There are really two things to consider on the topic of yield. The first is the actual yield rate. The second is the size of the incoming class. Oftentimes, the two are used in tandem when discussing yield. But let’s break them apart for a closer look at a strategy for both increasing yield AND increasing the incoming class.

To increase the yield rate, we want more accepted students to matriculate. Duh.

And there are three ways to approach this;

we can work to “predispose” applicants to want to yield before they are accepted (when they are accepted);

we can accept students who are more likely to yield when/if they are accepted;

we can work to convince accepted students that our school is the right place for them.

These are all very real and very effective strategies for increasing yield and the size of your incoming class. Many schools think they are doing these things (to some extent), but I am 100% certain there are ways to do it better. At every school.

Predisposing applicants involves “wrapping your arms around them” and showing YOUR interest in THEM. Doing this requires customized engagement experiences for your prospects and engagement intelligence for you. Serving up topics and information THEY want is your way to “demonstrate interest” to them. Show some love, and you’ll get some love back in return.

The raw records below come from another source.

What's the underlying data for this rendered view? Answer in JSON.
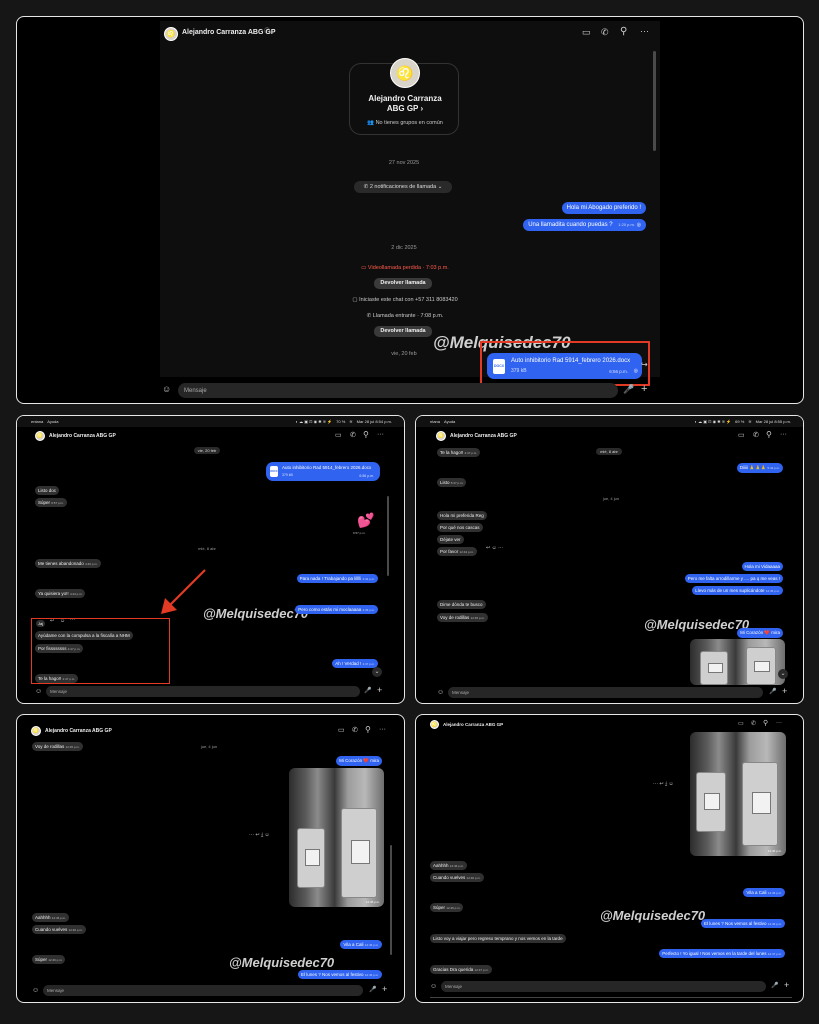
{
  "contact": {
    "name": "Alejandro Carranza ABG GP",
    "verified_icon": "verified-icon",
    "profile_name": "Alejandro Carranza\nABG GP",
    "profile_name_line1": "Alejandro Carranza",
    "profile_name_line2": "ABG GP",
    "profile_link_icon": "chevron-right-icon",
    "common_groups": "No tienes grupos en común"
  },
  "header_icons": [
    "video-call-icon",
    "phone-icon",
    "search-icon",
    "more-icon"
  ],
  "input": {
    "placeholder": "Mensaje"
  },
  "watermark": "@Melquisedec70",
  "colors": {
    "outgoing": "#2f63f0",
    "incoming": "#303030",
    "annotation": "#e23a24"
  },
  "menubar": {
    "left": {
      "app": "entana",
      "menu": "Ayuda"
    },
    "right": {
      "app": "ntana",
      "menu": "Ayuda"
    },
    "battery_left": "70 %",
    "battery_right": "69 %",
    "clock_left": "Mar 28 jul 8:54 p.m.",
    "clock_right": "Mar 28 jul 8:55 p.m."
  },
  "panel1": {
    "date1": "27 nov 2025",
    "call_notif": "2 notificaciones de llamada",
    "msg1": "Hola mi Abogado preferido !",
    "msg2": "Una llamadita cuando puedas ?",
    "msg2_time": "1:20 p.m.",
    "date2": "2 dic 2025",
    "missed_video": "Videollamada perdida · 7:03 p.m.",
    "return_call": "Devolver llamada",
    "started_chat": "Iniciaste este chat con +57 311 8083420",
    "incoming_call": "Llamada entrante · 7:08 p.m.",
    "return_call2": "Devolver llamada",
    "date3": "vie, 20 feb",
    "doc_name": "Auto inhibitorio Rad 5914_febrero 2026.docx",
    "doc_size": "379 kB",
    "doc_time": "6:56 p.m.",
    "doc_type": "DOCX"
  },
  "panel2": {
    "date1": "vie, 20 feb",
    "doc_name": "Auto inhibitorio Rad 5914_febrero 2026.docx",
    "doc_size": "379 kB",
    "doc_time": "6:56 p.m.",
    "in1": "Listo doc",
    "in1_time": "6:57 p.m.",
    "in2": "Súper",
    "in2_time": "6:57 p.m.",
    "sticker": "💕",
    "sticker_time": "6:57 p.m.",
    "date2": "mié, 8 abr",
    "in3": "Me tienes abandonado",
    "in3_time": "4:40 p.m.",
    "out1": "Para nada ! Trabajando pa lilllli",
    "out1_time": "4:44 p.m.",
    "in4": "Ya quisiera yo!!",
    "in4_time": "4:44 p.m.",
    "out2": "Pero como estás mi moclaaaaa",
    "out2_time": "4:45 p.m.",
    "reaction": "Jaj",
    "in5": "Ayúdame con la compulsa a la fiscalía a NHM",
    "in6": "Por fissssssss",
    "in6_time": "4:47 p.m.",
    "out3": "Ah ! Verdad !",
    "out3_time": "4:47 p.m.",
    "in7": "Te la hago!!",
    "in7_time": "4:47 p.m."
  },
  "panel3": {
    "in1": "Te la hago!!",
    "in1_time": "4:47 p.m.",
    "date1": "mié, 8 abr",
    "out1": "Diiiii 🙏🙏🙏",
    "out1_time": "5:44 p.m.",
    "in2": "Listo",
    "in2_time": "5:37 p.m.",
    "date2": "jue, 4 jun",
    "in3": "Hola mi preferida Reg",
    "in4": "Por qué nos cascas",
    "in5": "Déjate ver",
    "in6": "Por favor",
    "in6_time": "12:44 p.m.",
    "out2": "Hola mi Vidaaaaa",
    "out3": "Pero me falta arrodillarme y .... pa q me veas !",
    "out4": "Llevo más de un mes suplicándote",
    "out4_time": "12:45 p.m.",
    "in7": "Dime dónda te busco",
    "in8": "Voy de rodillas",
    "in8_time": "12:45 p.m.",
    "out5": "Mi Corazón ❤️ mira"
  },
  "panel4": {
    "in1": "Voy de rodillas",
    "in1_time": "12:45 p.m.",
    "date1": "jue, 4 jun",
    "out1": "Mi Corazón ❤️ mira",
    "photo_time": "12:45 p.m.",
    "in2": "Aahhhh",
    "in2_time": "12:46 p.m.",
    "in3": "Cuando vuelves",
    "in3_time": "12:46 p.m.",
    "out2": "Vila a Cali",
    "out2_time": "12:46 p.m.",
    "in4": "Súper",
    "in4_time": "12:46 p.m.",
    "out3": "El lunes ? Nos vemos al festivo",
    "out3_time": "12:46 p.m."
  },
  "panel5": {
    "photo_time": "12:45 p.m.",
    "in1": "Aahhhh",
    "in1_time": "12:46 p.m.",
    "in2": "Cuando vuelves",
    "in2_time": "12:46 p.m.",
    "out1": "Vila a Cali",
    "out1_time": "12:46 p.m.",
    "in3": "Súper",
    "in3_time": "12:46 p.m.",
    "out2": "El lunes ? Nos vemos al festivo",
    "out2_time": "12:46 p.m.",
    "in4": "Listo voy a viajar pero regreso temprano y nos vemos en la tarde",
    "out3": "Perfecto ! Yo igual ! Nos vemos en la tarde del lunes",
    "out3_time": "12:47 p.m.",
    "in5": "Gracias Dra querida",
    "in5_time": "12:47 p.m."
  }
}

Accepting students who are more likely to yield when/if they are accepted is also a surefire way to increase yield (though it doesn’t help increase the size of the incoming class… yet… read on). So how do you know which students are more likely to yield? That brings us to the engagement intelligence.

Watching what they do and how they engage with you demonstrates their interest, and we all know this is a pretty good indicator of a student’s likelihood to yield. The problem is, most schools still look at the same few variables to demonstrate interest (request information, campus visit, interview, etc…), and these indicators have become watered down over the years. So much so that they are not as true an indicator of interest as they used to be. That’s partly because many students visit many schools and schedule many interviews.

Schools used to tell us, “all we have to do is get them here to see the campus”. But if the average prospect visits 6 schools (some WAY more), that’s only a 16.6% chance the prospect will matriculate to YOUR university. That’s not a high enough percentage to bank on.

Today, most Millennials (and the Z Generation coming up behind them) are engaging mainly in web and mobile environments, which means there are many more “demonstrated interest” engagements that you can factor into the equation. When you have that kind of engagement intelligence, you can make more informed enrollment decisions and accept students who are more likely to yield when/if they are accepted. This is the single best strategy for affecting yield, and so few schools use it effectively.

Finally, schools really need to “wrap their arms around” accepted students. We call it a “window of vulnerability”, when they have been accepted to your school, and at least a few others. So don’t be afraid to show a little love and enthusiasm. That also can be most effective in their preferred medium (web and mobile), but it needs to go well beyond their expectations. Most accepted students expect stuff from you about your deposit, housing, financial aid and student fees, but ignore the more impactful, emotional connections that can help sway them in your direction. For example: “Get ready to meet your lifelong friends”.

And finally, don’t ignore the power of Parents. They are the NUMBER ONE influence on where their son/daughter applies and yields (and persists, but that’s for another discussion). Gain their influence, gain their alliance and you have a much better shot of yielding that student. Oh, and start that discussion as early as possible.

So how does all of this help you INCREASE the size of your class? Intelligence-based enrollment decisions lead to better search, better outreach, better marketing and better engagement with prospective students. Each year you get smarter and smarter about who to engage and how to engage them. And this allows you to make smarter decisions with your budget, such as casting a wider net and reaching out to new markets. In other words, your smarter decisions allow you to use your budget more effectively to drive even greater results.

Oh, and there’s one more advantage to the above strategies…they can often result in a LOWER acceptance rate (if that’s appealing to you). Accepting students who are more likely to yield means you can accept fewer students who are less likely to yield.

So if you really want to make some positive change, take a different approach to make it happen.